PROBLEM REQUIREMENTS >>
Each line that has the string "image" must be copied from the records below.
<<<<
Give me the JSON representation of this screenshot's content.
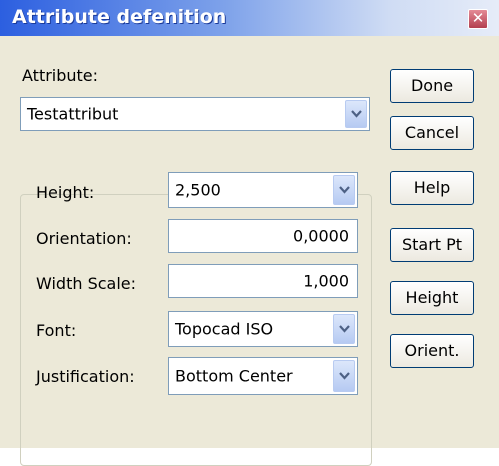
{
  "window": {
    "title": "Attribute defenition",
    "close_glyph": "✕"
  },
  "attribute": {
    "label": "Attribute:",
    "value": "Testattribut"
  },
  "fields": {
    "height": {
      "label": "Height:",
      "value": "2,500"
    },
    "orientation": {
      "label": "Orientation:",
      "value": "0,0000"
    },
    "width_scale": {
      "label": "Width Scale:",
      "value": "1,000"
    },
    "font": {
      "label": "Font:",
      "value": "Topocad ISO"
    },
    "justification": {
      "label": "Justification:",
      "value": "Bottom Center"
    }
  },
  "buttons": {
    "done": "Done",
    "cancel": "Cancel",
    "help": "Help",
    "start_pt": "Start Pt",
    "height": "Height",
    "orient": "Orient."
  },
  "colors": {
    "title_bar": "#2c5fe0",
    "dialog_bg": "#ece9d8",
    "field_border": "#7f9db9",
    "button_border": "#003c74"
  },
  "icons": {
    "dropdown": "chevron-down-icon",
    "close": "close-icon"
  }
}
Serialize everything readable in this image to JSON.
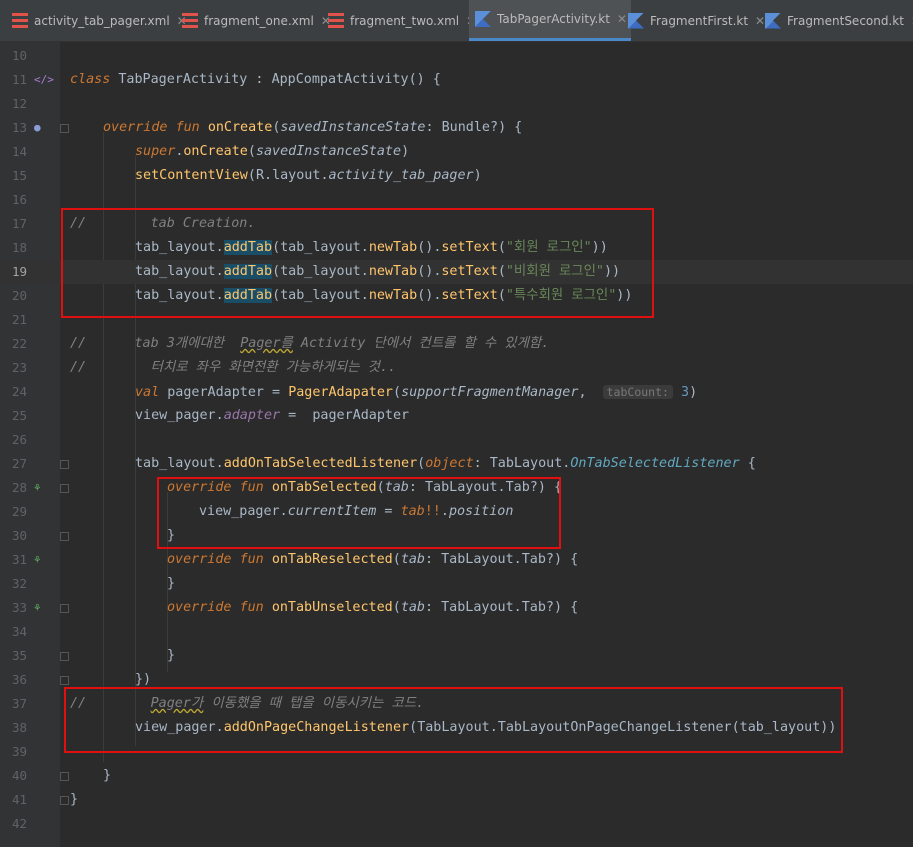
{
  "tabs": [
    {
      "label": "activity_tab_pager.xml",
      "type": "xml"
    },
    {
      "label": "fragment_one.xml",
      "type": "xml"
    },
    {
      "label": "fragment_two.xml",
      "type": "xml"
    },
    {
      "label": "TabPagerActivity.kt",
      "type": "kt",
      "active": true
    },
    {
      "label": "FragmentFirst.kt",
      "type": "kt"
    },
    {
      "label": "FragmentSecond.kt",
      "type": "kt"
    }
  ],
  "close_glyph": "✕",
  "line_numbers": [
    "10",
    "11",
    "12",
    "13",
    "14",
    "15",
    "16",
    "17",
    "18",
    "19",
    "20",
    "21",
    "22",
    "23",
    "24",
    "25",
    "26",
    "27",
    "28",
    "29",
    "30",
    "31",
    "32",
    "33",
    "34",
    "35",
    "36",
    "37",
    "38",
    "39",
    "40",
    "41",
    "42"
  ],
  "code": {
    "l11": {
      "class_kw": "class",
      "name": "TabPagerActivity",
      "colon": " : ",
      "parent": "AppCompatActivity",
      "rest": "() {"
    },
    "l13": {
      "override": "override",
      "fun": "fun",
      "name": "onCreate",
      "open": "(",
      "param": "savedInstanceState",
      "colon": ": ",
      "type": "Bundle?",
      "close": ") {"
    },
    "l14": {
      "super": "super",
      "dot": ".",
      "fn": "onCreate",
      "open": "(",
      "arg": "savedInstanceState",
      "close": ")"
    },
    "l15": {
      "fn": "setContentView",
      "open": "(",
      "r": "R",
      "dot1": ".",
      "layout": "layout",
      "dot2": ".",
      "res": "activity_tab_pager",
      "close": ")"
    },
    "l17": {
      "comment": "//        tab Creation."
    },
    "l18": {
      "obj": "tab_layout",
      "dot": ".",
      "fn": "addTab",
      "open": "(",
      "obj2": "tab_layout",
      "dot2": ".",
      "fn2": "newTab",
      "p": "()",
      "dot3": ".",
      "fn3": "setText",
      "o": "(",
      "str": "\"회원 로그인\"",
      "c": "))"
    },
    "l19": {
      "obj": "tab_layout",
      "dot": ".",
      "fn": "addTab",
      "open": "(",
      "obj2": "tab_layout",
      "dot2": ".",
      "fn2": "newTab",
      "p": "()",
      "dot3": ".",
      "fn3": "setText",
      "o": "(",
      "str": "\"비회원 로그인\"",
      "c": "))"
    },
    "l20": {
      "obj": "tab_layout",
      "dot": ".",
      "fn": "addTab",
      "open": "(",
      "obj2": "tab_layout",
      "dot2": ".",
      "fn2": "newTab",
      "p": "()",
      "dot3": ".",
      "fn3": "setText",
      "o": "(",
      "str": "\"특수회원 로그인\"",
      "c": "))"
    },
    "l22": {
      "comment_a": "//      tab 3개에대한  ",
      "pager": "Pager를",
      "comment_b": " Activity 단에서 컨트롤 할 수 있게함."
    },
    "l23": {
      "comment": "//        터치로 좌우 화면전환 가능하게되는 것.."
    },
    "l24": {
      "val": "val",
      "name": " pagerAdapter = ",
      "fn": "PagerAdapater",
      "open": "(",
      "arg": "supportFragmentManager",
      "comma": ",  ",
      "hint": "tabCount:",
      "num": " 3",
      "close": ")"
    },
    "l25": {
      "obj": "view_pager",
      "dot": ".",
      "prop": "adapter",
      "eq": " =  pagerAdapter"
    },
    "l27": {
      "obj": "tab_layout",
      "dot": ".",
      "fn": "addOnTabSelectedListener",
      "open": "(",
      "obj_kw": "object",
      "colon": ": ",
      "type": "TabLayout",
      "dot2": ".",
      "iface": "OnTabSelectedListener",
      "close": " {"
    },
    "l28": {
      "override": "override",
      "fun": "fun",
      "name": "onTabSelected",
      "open": "(",
      "param": "tab",
      "colon": ": ",
      "type": "TabLayout.Tab?",
      "close": ") {"
    },
    "l29": {
      "obj": "view_pager",
      "dot": ".",
      "prop": "currentItem",
      "eq": " = ",
      "tab": "tab",
      "bang": "!!",
      "dot2": ".",
      "pos": "position"
    },
    "l30": {
      "brace": "}"
    },
    "l31": {
      "override": "override",
      "fun": "fun",
      "name": "onTabReselected",
      "open": "(",
      "param": "tab",
      "colon": ": ",
      "type": "TabLayout.Tab?",
      "close": ") {"
    },
    "l32": {
      "brace": "}"
    },
    "l33": {
      "override": "override",
      "fun": "fun",
      "name": "onTabUnselected",
      "open": "(",
      "param": "tab",
      "colon": ": ",
      "type": "TabLayout.Tab?",
      "close": ") {"
    },
    "l35": {
      "brace": "}"
    },
    "l36": {
      "close": "})"
    },
    "l37": {
      "comment_a": "//        ",
      "pager": "Pager가",
      "comment_b": " 이동했을 때 탭을 이동시키는 코드."
    },
    "l38": {
      "obj": "view_pager",
      "dot": ".",
      "fn": "addOnPageChangeListener",
      "open": "(",
      "cls": "TabLayout.TabLayoutOnPageChangeListener",
      "arg": "(tab_layout))"
    },
    "l40": {
      "brace": "}"
    },
    "l41": {
      "brace": "}"
    }
  }
}
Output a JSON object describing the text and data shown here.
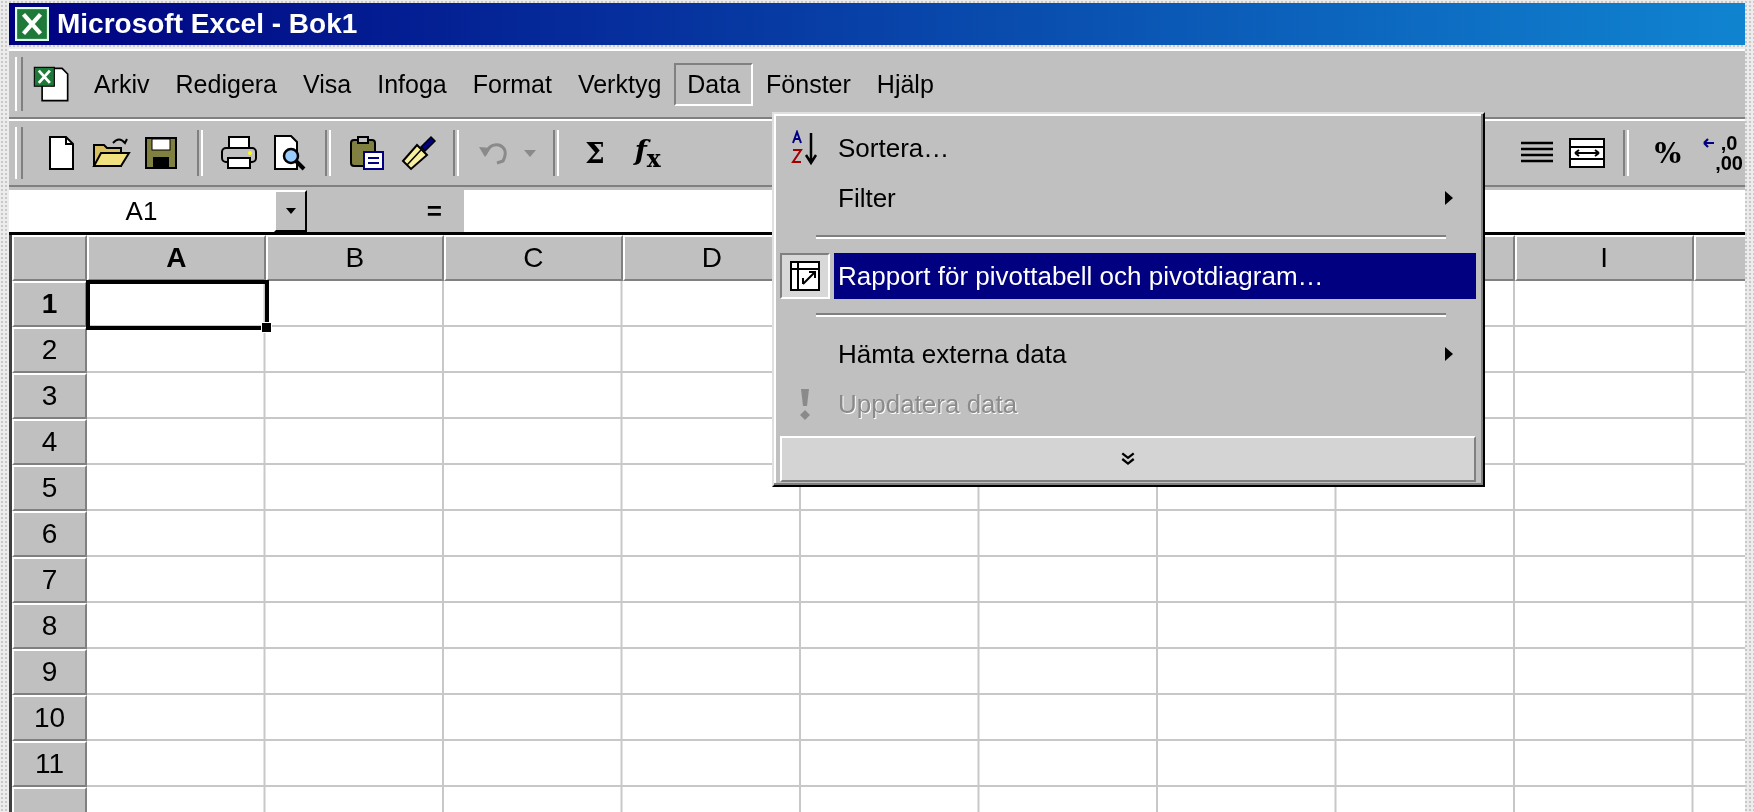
{
  "window": {
    "title": "Microsoft Excel - Bok1"
  },
  "menu_bar": [
    {
      "label": "Arkiv",
      "selected": false
    },
    {
      "label": "Redigera",
      "selected": false
    },
    {
      "label": "Visa",
      "selected": false
    },
    {
      "label": "Infoga",
      "selected": false
    },
    {
      "label": "Format",
      "selected": false
    },
    {
      "label": "Verktyg",
      "selected": false
    },
    {
      "label": "Data",
      "selected": true
    },
    {
      "label": "Fönster",
      "selected": false
    },
    {
      "label": "Hjälp",
      "selected": false
    }
  ],
  "toolbar": {
    "left": [
      {
        "kind": "new"
      },
      {
        "kind": "open"
      },
      {
        "kind": "save"
      },
      {
        "kind": "separator"
      },
      {
        "kind": "print"
      },
      {
        "kind": "preview"
      },
      {
        "kind": "separator"
      },
      {
        "kind": "paste"
      },
      {
        "kind": "brush"
      },
      {
        "kind": "separator"
      },
      {
        "kind": "undo",
        "disabled": true
      },
      {
        "kind": "separator"
      },
      {
        "kind": "glyph",
        "text": "Σ"
      },
      {
        "kind": "glyph",
        "text": "*f*$_{x}$"
      }
    ],
    "right": [
      {
        "kind": "justify"
      },
      {
        "kind": "merge"
      },
      {
        "kind": "separator"
      },
      {
        "kind": "glyph",
        "text": "%"
      },
      {
        "kind": "decimal",
        "lines": [
          ",0",
          ",00"
        ]
      }
    ]
  },
  "formula_bar": {
    "name_box": "A1",
    "equals": "="
  },
  "sheet": {
    "columns": [
      {
        "label": "A",
        "selected": true
      },
      {
        "label": "B",
        "selected": false
      },
      {
        "label": "C",
        "selected": false
      },
      {
        "label": "D",
        "selected": false
      },
      {
        "label": "I",
        "selected": false
      }
    ],
    "rows": [
      {
        "label": "1",
        "selected": true
      },
      {
        "label": "2",
        "selected": false
      },
      {
        "label": "3",
        "selected": false
      },
      {
        "label": "4",
        "selected": false
      },
      {
        "label": "5",
        "selected": false
      },
      {
        "label": "6",
        "selected": false
      },
      {
        "label": "7",
        "selected": false
      },
      {
        "label": "8",
        "selected": false
      },
      {
        "label": "9",
        "selected": false
      },
      {
        "label": "10",
        "selected": false
      },
      {
        "label": "11",
        "selected": false
      }
    ]
  },
  "data_menu": [
    {
      "kind": "sort",
      "label": "Sortera…",
      "selected": false,
      "disabled": false,
      "submenu": false
    },
    {
      "kind": "plain",
      "label": "Filter",
      "selected": false,
      "disabled": false,
      "submenu": true
    },
    {
      "kind": "separator"
    },
    {
      "kind": "pivot",
      "label": "Rapport för pivottabell och pivotdiagram…",
      "selected": true,
      "disabled": false,
      "submenu": false
    },
    {
      "kind": "separator"
    },
    {
      "kind": "plain",
      "label": "Hämta externa data",
      "selected": false,
      "disabled": false,
      "submenu": true
    },
    {
      "kind": "refresh",
      "label": "Uppdatera data",
      "selected": false,
      "disabled": true,
      "submenu": false
    },
    {
      "kind": "expand"
    }
  ]
}
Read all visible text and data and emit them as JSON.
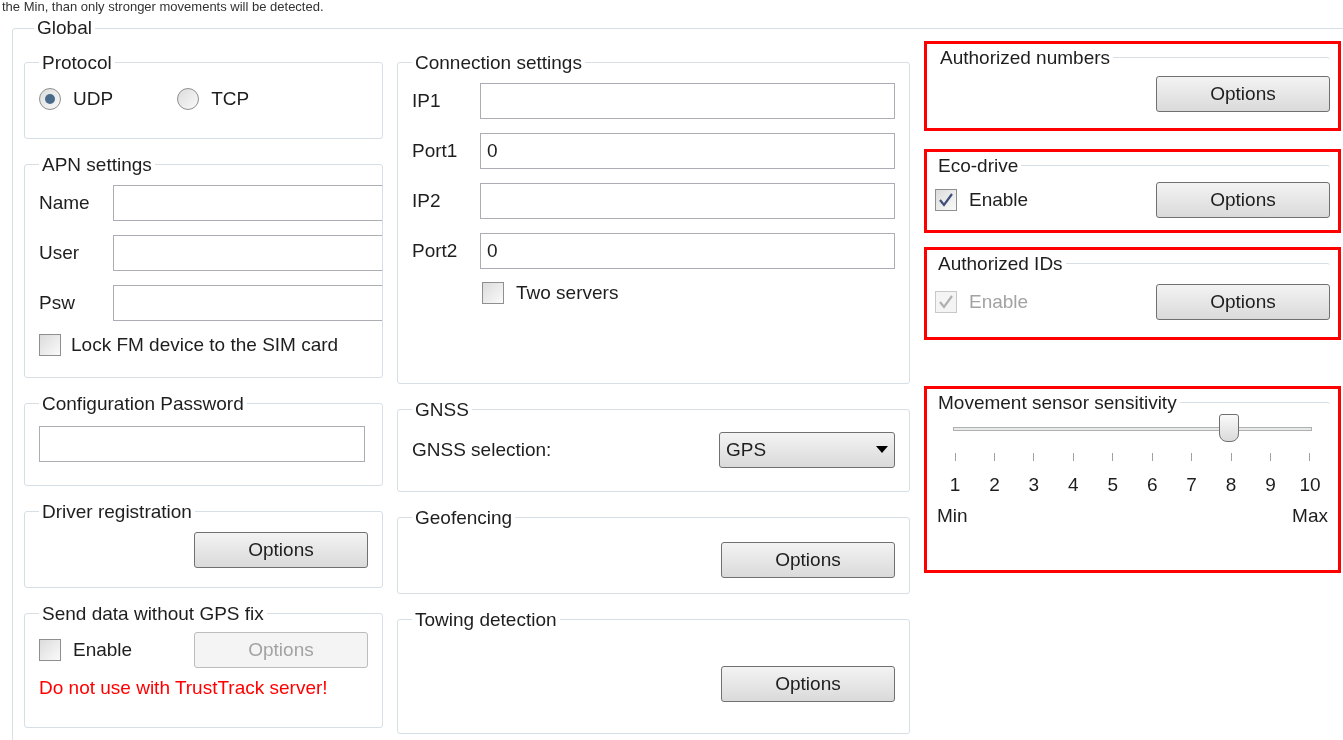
{
  "caption_above": "the Min, than only stronger movements will be detected.",
  "global": {
    "title": "Global",
    "protocol": {
      "title": "Protocol",
      "options": [
        {
          "label": "UDP",
          "selected": true
        },
        {
          "label": "TCP",
          "selected": false
        }
      ]
    },
    "apn_settings": {
      "title": "APN settings",
      "fields": [
        {
          "label": "Name"
        },
        {
          "label": "User"
        },
        {
          "label": "Psw"
        }
      ],
      "lock": {
        "label": "Lock FM device to the SIM card",
        "checked": false
      }
    },
    "configuration_password": {
      "title": "Configuration Password"
    },
    "driver_registration": {
      "title": "Driver registration",
      "button": {
        "label": "Options",
        "disabled": false
      }
    },
    "send_data_without_gps_fix": {
      "title": "Send data without GPS fix",
      "enable": {
        "label": "Enable",
        "checked": false
      },
      "button": {
        "label": "Options",
        "disabled": true
      },
      "warning": "Do not use with TrustTrack server!"
    },
    "connection_settings": {
      "title": "Connection settings",
      "fields": [
        {
          "label": "IP1"
        },
        {
          "label": "Port1",
          "value": "0"
        },
        {
          "label": "IP2"
        },
        {
          "label": "Port2",
          "value": "0"
        }
      ],
      "two_servers": {
        "label": "Two servers",
        "checked": false
      }
    },
    "gnss": {
      "title": "GNSS",
      "label": "GNSS selection:",
      "value": "GPS"
    },
    "geofencing": {
      "title": "Geofencing",
      "button": {
        "label": "Options",
        "disabled": false
      }
    },
    "towing_detection": {
      "title": "Towing detection",
      "button": {
        "label": "Options",
        "disabled": false
      }
    },
    "authorized_numbers": {
      "title": "Authorized numbers",
      "highlighted": true,
      "button": {
        "label": "Options",
        "disabled": false
      }
    },
    "eco_drive": {
      "title": "Eco-drive",
      "highlighted": true,
      "enable": {
        "label": "Enable",
        "checked": true,
        "disabled": false
      },
      "button": {
        "label": "Options",
        "disabled": false
      }
    },
    "authorized_ids": {
      "title": "Authorized IDs",
      "highlighted": true,
      "enable": {
        "label": "Enable",
        "checked": true,
        "disabled": true
      },
      "button": {
        "label": "Options",
        "disabled": false
      }
    },
    "movement_sensor_sensitivity": {
      "title": "Movement sensor sensitivity",
      "highlighted": true,
      "ticks": [
        "1",
        "2",
        "3",
        "4",
        "5",
        "6",
        "7",
        "8",
        "9",
        "10"
      ],
      "min_label": "Min",
      "max_label": "Max",
      "level": 0.77
    }
  }
}
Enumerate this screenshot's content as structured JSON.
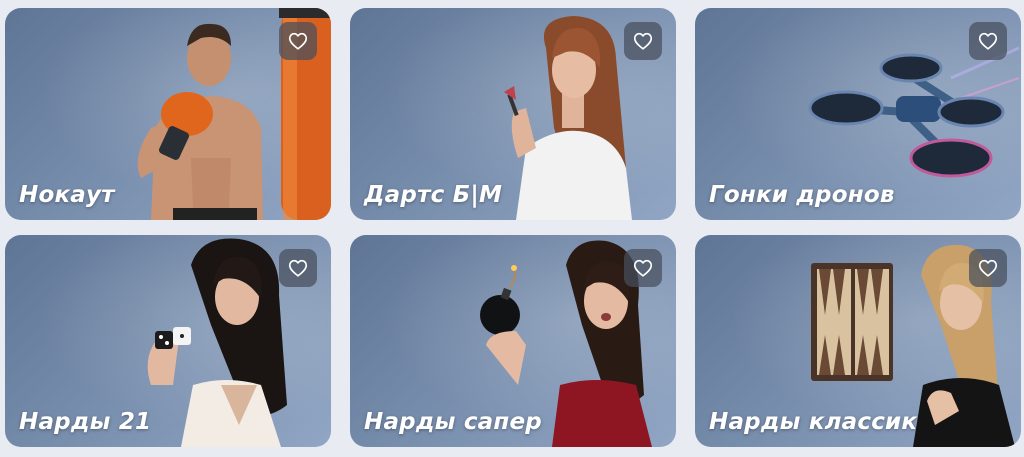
{
  "games": [
    {
      "title": "Нокаут",
      "image": "boxer-with-punching-bag",
      "icon": "heart-icon"
    },
    {
      "title": "Дартс Б|М",
      "image": "woman-holding-dart",
      "icon": "heart-icon"
    },
    {
      "title": "Гонки дронов",
      "image": "quadcopter-drone",
      "icon": "heart-icon"
    },
    {
      "title": "Нарды 21",
      "image": "woman-holding-dice",
      "icon": "heart-icon"
    },
    {
      "title": "Нарды сапер",
      "image": "woman-holding-bomb",
      "icon": "heart-icon"
    },
    {
      "title": "Нарды классик",
      "image": "woman-with-backgammon-board",
      "icon": "heart-icon"
    }
  ],
  "colors": {
    "page_background": "#e9ebf3",
    "card_background": "#6f86a6",
    "favorite_button": "#464e5c",
    "title_text": "#ffffff"
  }
}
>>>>
YOUR SOLUTION >>
Serialize everything readable in this image to JSON.
      "image": "boxer-with-punching-bag",
      "image": "woman-holding-dart",
      "image": "quadcopter-drone",
      "image": "woman-holding-dice",
      "image": "woman-holding-bomb",
      "image": "woman-with-backgammon-board",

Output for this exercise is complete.